Matthews: This Supreme Court Would Have Opposed Desegregation
"Does anyone wonder, like I do, what this Supreme Court, the one personified by Antonin Scalia and Clarence Thomas, would have done in the landmarked decisions in the post-World War II era?" MSNBC's Chris Matthews asked on Monday's broadcast of "Hardball."
"I wonder if this Court would have backed desegregation in the Brown case. I doubt this pack of conservatives, which includes Chief Justice John Roberts, Sam Alito and Anthony Kennedy would have voted to knock down separate but equal in the 1950s," he said.
"Would this Court, voting as it does today, have upheld the 1964 civil rights bill, the statute which declared it illegal to refuse access to someone because of race, at a restaurant, hotel or gas station restroom? Would Scalia, Thomas, Alito and Kennedy have approved such a decision or would they have joined in the dissent? Well, maybe Kennedy would have," Matthews said.

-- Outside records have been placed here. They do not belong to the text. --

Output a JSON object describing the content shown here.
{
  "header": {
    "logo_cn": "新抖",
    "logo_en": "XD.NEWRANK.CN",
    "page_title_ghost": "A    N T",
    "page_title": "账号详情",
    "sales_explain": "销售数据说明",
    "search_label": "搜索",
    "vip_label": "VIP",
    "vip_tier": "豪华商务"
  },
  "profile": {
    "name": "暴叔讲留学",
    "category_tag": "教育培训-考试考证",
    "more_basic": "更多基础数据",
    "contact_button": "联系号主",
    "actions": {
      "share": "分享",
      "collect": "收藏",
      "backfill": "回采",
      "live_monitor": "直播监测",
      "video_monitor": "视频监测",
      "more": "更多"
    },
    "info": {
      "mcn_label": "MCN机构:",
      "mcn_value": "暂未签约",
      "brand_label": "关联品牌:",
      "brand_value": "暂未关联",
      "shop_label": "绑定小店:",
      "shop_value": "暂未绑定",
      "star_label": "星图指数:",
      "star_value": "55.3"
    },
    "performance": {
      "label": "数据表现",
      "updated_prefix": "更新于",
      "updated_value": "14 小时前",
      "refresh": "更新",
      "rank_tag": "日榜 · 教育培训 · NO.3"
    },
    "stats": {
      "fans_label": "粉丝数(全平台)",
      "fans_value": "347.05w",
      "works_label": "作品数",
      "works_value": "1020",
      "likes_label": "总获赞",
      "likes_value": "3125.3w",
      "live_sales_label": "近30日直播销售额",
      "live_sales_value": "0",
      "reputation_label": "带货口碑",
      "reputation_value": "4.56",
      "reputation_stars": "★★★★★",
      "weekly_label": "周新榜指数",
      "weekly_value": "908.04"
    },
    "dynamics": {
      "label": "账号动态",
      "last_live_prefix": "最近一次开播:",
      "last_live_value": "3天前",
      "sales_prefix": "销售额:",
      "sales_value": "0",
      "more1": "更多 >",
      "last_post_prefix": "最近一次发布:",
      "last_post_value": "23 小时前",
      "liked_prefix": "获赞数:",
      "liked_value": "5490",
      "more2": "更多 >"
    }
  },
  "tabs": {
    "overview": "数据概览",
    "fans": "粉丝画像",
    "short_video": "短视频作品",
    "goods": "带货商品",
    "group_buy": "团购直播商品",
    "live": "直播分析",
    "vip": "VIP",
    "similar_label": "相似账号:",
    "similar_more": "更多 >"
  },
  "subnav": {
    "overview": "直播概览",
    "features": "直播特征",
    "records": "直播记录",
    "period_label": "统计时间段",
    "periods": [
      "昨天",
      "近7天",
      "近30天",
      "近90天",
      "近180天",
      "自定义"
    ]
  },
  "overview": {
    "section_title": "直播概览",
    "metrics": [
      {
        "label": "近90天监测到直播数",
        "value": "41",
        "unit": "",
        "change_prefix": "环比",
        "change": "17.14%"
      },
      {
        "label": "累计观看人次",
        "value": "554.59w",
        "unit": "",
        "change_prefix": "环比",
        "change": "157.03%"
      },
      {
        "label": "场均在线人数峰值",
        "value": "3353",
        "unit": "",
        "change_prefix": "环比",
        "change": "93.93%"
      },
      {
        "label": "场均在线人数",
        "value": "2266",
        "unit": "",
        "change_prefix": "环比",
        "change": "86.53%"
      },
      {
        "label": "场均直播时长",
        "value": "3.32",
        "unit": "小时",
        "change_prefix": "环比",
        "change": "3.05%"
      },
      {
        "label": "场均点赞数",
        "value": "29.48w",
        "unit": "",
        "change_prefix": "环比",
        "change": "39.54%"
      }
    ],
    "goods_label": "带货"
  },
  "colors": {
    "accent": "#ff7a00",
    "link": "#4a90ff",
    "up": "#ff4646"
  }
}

"The fact is we have the most conservative Court since the 1930s and maybe more conservative than that. These Justices, led by Scalia, believe in original intent. They want to judge cases based on how the Founding Fathers would. Well, the Founding Fathers, need I remind us all wrote in slavery into the Constitution. It took a civil war and a 13th amendment to get it out," Matthews concluded.